Ahmed Ghailani, the al Qaeda terrorist accused of bombing the American embassies in Tanzania and Kenya in 1998, is now on trial in Manhattan’s Federal District Court – not in a Guantanamo military tribunal where he belongs. The bombings resulted in the deaths of at least 11 people and injured another 85.
The Obama administration decided to make Ghailani its poster-boy for demonstrating how civilian trials can best handle suspected al Qaeda terrorists. So far their decision is bombing, if you will excuse the pun.
First, the Obama administration decided on its own initiative to prove its case against Ghailani without relying on his confession elicited during enhanced interrogation, even though he evidently repeated his confession while being questioned by the FBI under more genteel circumstances.
Then, at the ouset of the trial, the presiding judge, Lewis Kaplan, dealt the prosecution a body blow. He excluded the government’s key witness,who would have testified that he sold Ghailani the explosives used in the embassy bombings. The judge ruled that the identity of this witness was revealed by Ghailani while he was being held and questioned by the CIA in one of its secret prisons. Torture was assumed to have been used in eliciting this information, but was never proven to have taken place.
In his opinion explaining his decision, Judge Kaplan said he was
acutely aware of the perilous nature of the world in which we live. But the Constitution is the rock upon which our nation rests. We must follow it not only when it is convenient, but when fear and danger beckon in a different direction. To do less would diminish us and undermine the foundation upon which we stand.
Incredibly, the Obama Justice Department under Eric Holder decided not to appeal the judge’s ruling. It proceeded to trial in the absence of both Ghailani’s confession and the crucial testimony of the one witness that could have tied Ghailani directly to the materials used to make the terrorist bomb.
As this farcical trial got underway, the defense counsel told the jury in his opening argument that Ghailani was no terrorist. He was just a poor sap with no knowledge of any plot to kill Americans who
is not simply presumed innocent. He is innocent
This whole exercise rests on the false premise that the full constitutional rights accorded to garden variety criminal defendants should also be extended to alien al Qaeda terrorist suspects. Incredibly, Judge Kaplan recognized the dilemma when he added in his opinion that his ruling would be of little consequence at the end of the day. The judge noted the government’s right to keep the suspect in detention no matter how the trial turns out :
It is appropriate to emphasize that Ghailani remains subject to trial on the pending indictment, that he faces the possibility of life imprisonment if convicted, and that his status as an ‘enemy combatant’ probably would permit his detention as something akin to a prisoner of war until hostilities between the United States and Al Qaeda and the Taliban end, even if he were found not guilty in this case.
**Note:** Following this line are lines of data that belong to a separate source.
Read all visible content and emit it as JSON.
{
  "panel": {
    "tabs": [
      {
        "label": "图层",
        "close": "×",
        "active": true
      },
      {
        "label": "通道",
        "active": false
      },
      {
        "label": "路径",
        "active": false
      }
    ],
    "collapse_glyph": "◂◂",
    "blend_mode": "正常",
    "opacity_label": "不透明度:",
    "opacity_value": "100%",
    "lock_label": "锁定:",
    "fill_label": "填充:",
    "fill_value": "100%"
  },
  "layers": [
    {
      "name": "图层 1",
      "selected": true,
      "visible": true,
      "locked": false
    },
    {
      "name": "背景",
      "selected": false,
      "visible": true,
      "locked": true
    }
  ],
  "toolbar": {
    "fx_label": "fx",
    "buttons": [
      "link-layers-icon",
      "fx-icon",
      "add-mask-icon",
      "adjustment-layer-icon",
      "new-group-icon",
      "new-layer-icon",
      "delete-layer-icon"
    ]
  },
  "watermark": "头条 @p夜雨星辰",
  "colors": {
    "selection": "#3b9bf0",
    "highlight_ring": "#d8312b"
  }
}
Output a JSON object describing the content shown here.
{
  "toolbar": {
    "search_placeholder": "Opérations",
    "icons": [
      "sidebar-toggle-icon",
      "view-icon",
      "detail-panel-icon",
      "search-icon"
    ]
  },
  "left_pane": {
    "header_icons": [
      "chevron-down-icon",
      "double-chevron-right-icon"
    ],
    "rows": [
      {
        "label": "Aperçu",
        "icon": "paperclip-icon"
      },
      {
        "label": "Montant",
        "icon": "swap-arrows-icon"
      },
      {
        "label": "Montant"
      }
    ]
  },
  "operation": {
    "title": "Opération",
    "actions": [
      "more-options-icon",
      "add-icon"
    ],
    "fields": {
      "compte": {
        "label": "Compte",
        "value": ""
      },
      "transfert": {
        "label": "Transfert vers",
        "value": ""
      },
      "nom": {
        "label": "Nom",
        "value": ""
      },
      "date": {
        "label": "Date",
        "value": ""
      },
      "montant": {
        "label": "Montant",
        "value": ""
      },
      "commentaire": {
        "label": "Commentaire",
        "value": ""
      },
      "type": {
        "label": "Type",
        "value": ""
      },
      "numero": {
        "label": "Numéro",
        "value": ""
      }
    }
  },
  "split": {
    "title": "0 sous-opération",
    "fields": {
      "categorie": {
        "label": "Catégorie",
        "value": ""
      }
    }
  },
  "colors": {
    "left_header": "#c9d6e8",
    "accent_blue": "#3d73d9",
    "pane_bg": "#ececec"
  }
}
The Obama administration has said pretty much the same thing – not to worry about what happens at trial since suspected al Qaeda terrorists like Ghailani can be held indefinitely as enemy combatants.
Then why go through this charade in the first place? What are we trying to prove and to whom? If Ghailani is found guilty by the jury at the conclusion of his trial, the radical Islamists and their ‘civil liberties’ supporters in this country will cry foul that the trial was rigged. If he is found innocent by the jury and returned to prison anyway for indefinite detention, one can only imagine the outcry denouncing the hypocrisy of the U.S. legal system.
Treating terrorism like a law enforcement matter is the heart of the problem. Whether we are dealing with low level operatives like Ahmed Ghailani or the self-proclaimed master-mind of 9/11, Khaleid Sheikh Mohammed, they should be dealt with as foreign enemies of the United States. Their cases belong in military tribunals, not in our civil courts.
To say that we have been successful so far in obtaining guilty verdicts against terrorists in our civil courts is beside the point. Handicapped by strict rules excluding crucial evidence, the prosecution is rolling the dice every time they go to trial. If they lose and the suspect is set free, we may be releasing a terrorist sworn to kill as many innocent Americans as possible. If they lose but end up invoking ‘house rules’ in the dice game by throwing the suspect back into prison anyway, what have we accomplished other than to give our enemies more ammunition for propaganda purposes?
Instead of going through a charade, it is time to recognize the obvious – alien terrorist enemy combatants should not be tried in civil court. They belong in military tribunals under procedures approved by the President and Congress, with judicial oversight to ensure fundamental fairness.
In short, we need to go back to first principles in order to extricate ourselves from the Gordian knot we have tied around ourselves. The Constitution applies, as its preamble states, to “We the People of the United States.” Not to the foreign enemies of the United States. The preamble says that “We the People of the United States” have established the Constitution to “provide for the common defence” (sic) and to “secure the Blessings of Liberty to ourselves and our Posterity.”
There is nothing in the preamble, or anywhere else in the Constitution, that guarantees these blessings of liberty to foreign terrorists who have declared war on the United States. It is time to end the charade once and for all.
Joseph A. Klein is the author of a new book entitled Lethal Engagement: Barack Hussein Obama, the United Nations and Radical Islam.